- The problem: Check each line of the material below for "object", then copy the ones that contain it.

- Records for this task:
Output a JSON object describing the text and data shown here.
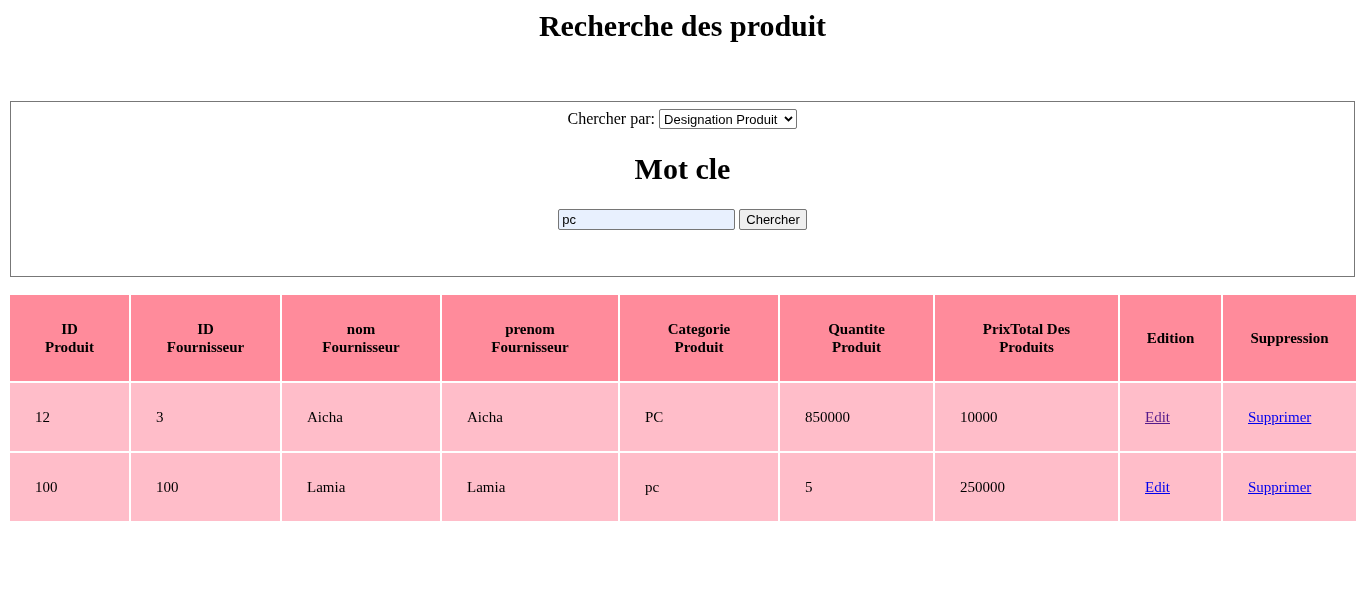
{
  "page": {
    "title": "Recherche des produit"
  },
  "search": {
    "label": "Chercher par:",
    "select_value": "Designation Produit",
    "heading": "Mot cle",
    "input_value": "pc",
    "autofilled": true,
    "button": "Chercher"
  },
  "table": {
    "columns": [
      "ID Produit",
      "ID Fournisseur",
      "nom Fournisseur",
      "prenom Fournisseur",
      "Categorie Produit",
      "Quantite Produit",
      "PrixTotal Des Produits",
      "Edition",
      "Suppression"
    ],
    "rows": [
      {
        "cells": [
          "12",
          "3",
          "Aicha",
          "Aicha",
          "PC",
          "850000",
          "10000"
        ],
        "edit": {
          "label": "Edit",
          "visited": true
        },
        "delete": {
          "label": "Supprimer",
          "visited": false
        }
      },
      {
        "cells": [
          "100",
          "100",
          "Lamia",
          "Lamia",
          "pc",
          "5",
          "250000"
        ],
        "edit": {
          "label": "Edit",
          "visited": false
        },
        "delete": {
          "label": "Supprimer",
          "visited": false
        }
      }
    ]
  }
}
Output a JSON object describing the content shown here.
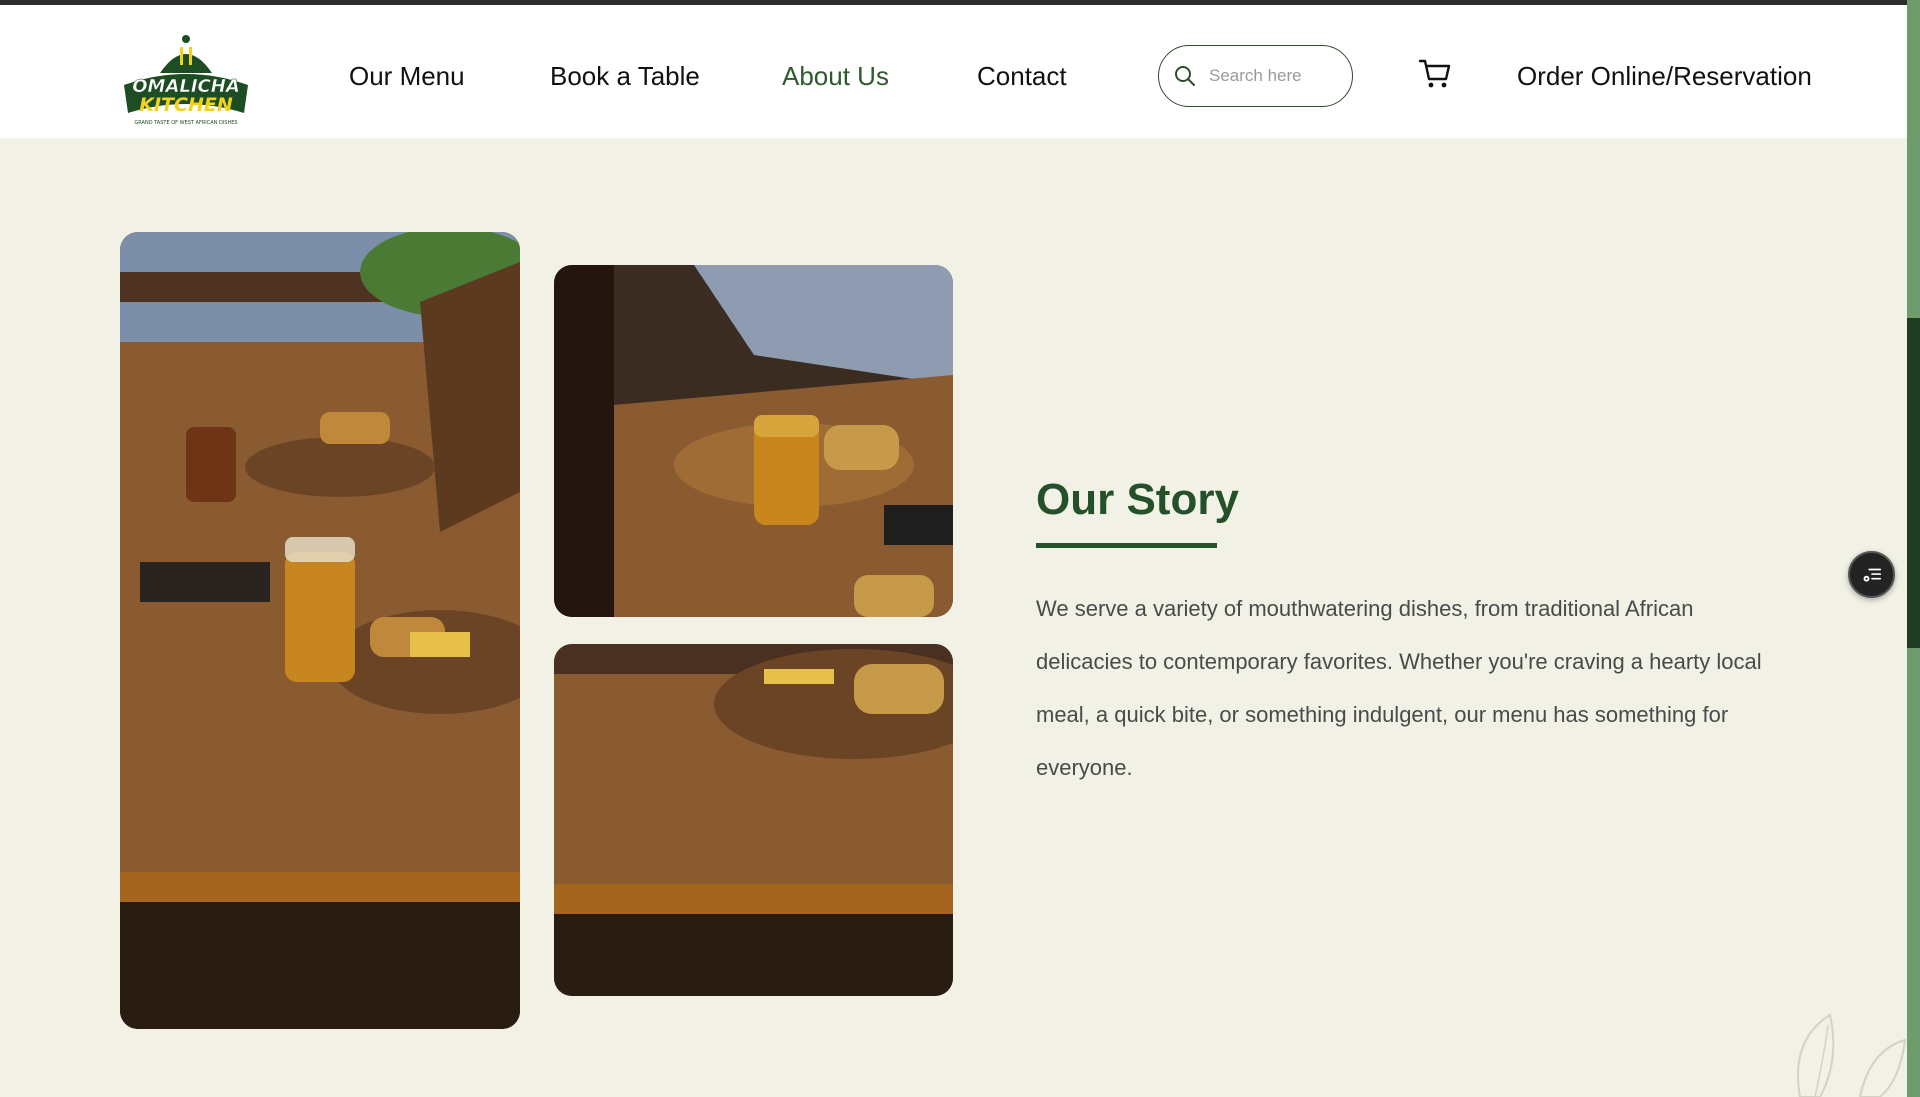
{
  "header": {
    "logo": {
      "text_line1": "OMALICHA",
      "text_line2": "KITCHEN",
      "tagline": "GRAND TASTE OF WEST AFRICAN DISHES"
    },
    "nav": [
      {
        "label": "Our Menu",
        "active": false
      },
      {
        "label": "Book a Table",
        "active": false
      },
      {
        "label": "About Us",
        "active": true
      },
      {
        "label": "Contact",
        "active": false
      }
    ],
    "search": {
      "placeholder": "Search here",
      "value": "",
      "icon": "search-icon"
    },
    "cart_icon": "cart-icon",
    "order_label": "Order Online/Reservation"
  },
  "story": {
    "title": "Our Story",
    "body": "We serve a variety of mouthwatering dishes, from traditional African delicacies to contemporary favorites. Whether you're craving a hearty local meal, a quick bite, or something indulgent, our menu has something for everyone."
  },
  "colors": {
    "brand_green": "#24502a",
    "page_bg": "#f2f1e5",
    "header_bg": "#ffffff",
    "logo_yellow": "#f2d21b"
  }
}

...

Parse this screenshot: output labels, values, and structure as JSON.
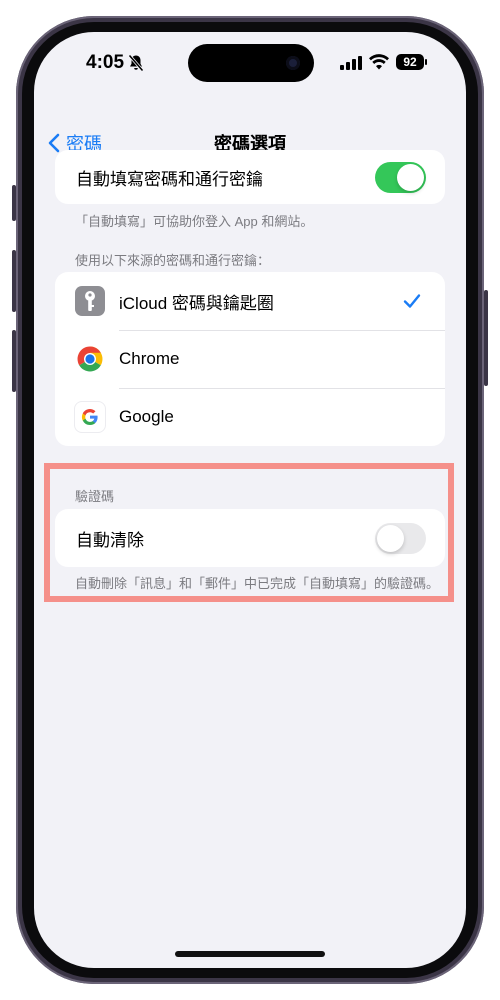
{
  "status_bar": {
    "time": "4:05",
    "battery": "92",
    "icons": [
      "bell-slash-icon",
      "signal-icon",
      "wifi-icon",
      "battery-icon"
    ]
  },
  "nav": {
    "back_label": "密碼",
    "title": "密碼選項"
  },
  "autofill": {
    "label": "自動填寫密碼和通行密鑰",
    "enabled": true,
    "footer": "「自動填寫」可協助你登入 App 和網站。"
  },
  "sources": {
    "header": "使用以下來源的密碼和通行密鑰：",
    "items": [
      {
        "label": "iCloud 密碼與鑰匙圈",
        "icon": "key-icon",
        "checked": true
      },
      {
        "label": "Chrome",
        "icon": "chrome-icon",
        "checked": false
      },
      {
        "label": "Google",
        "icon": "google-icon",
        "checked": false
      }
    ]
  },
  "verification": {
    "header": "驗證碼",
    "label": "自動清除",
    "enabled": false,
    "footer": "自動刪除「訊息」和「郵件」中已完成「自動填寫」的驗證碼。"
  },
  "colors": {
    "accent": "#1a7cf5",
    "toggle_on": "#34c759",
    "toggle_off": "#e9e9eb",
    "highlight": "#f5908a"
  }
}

- Answer to this task:
Output a JSON object describing the text and data shown here.
Output a JSON object describing the content shown here.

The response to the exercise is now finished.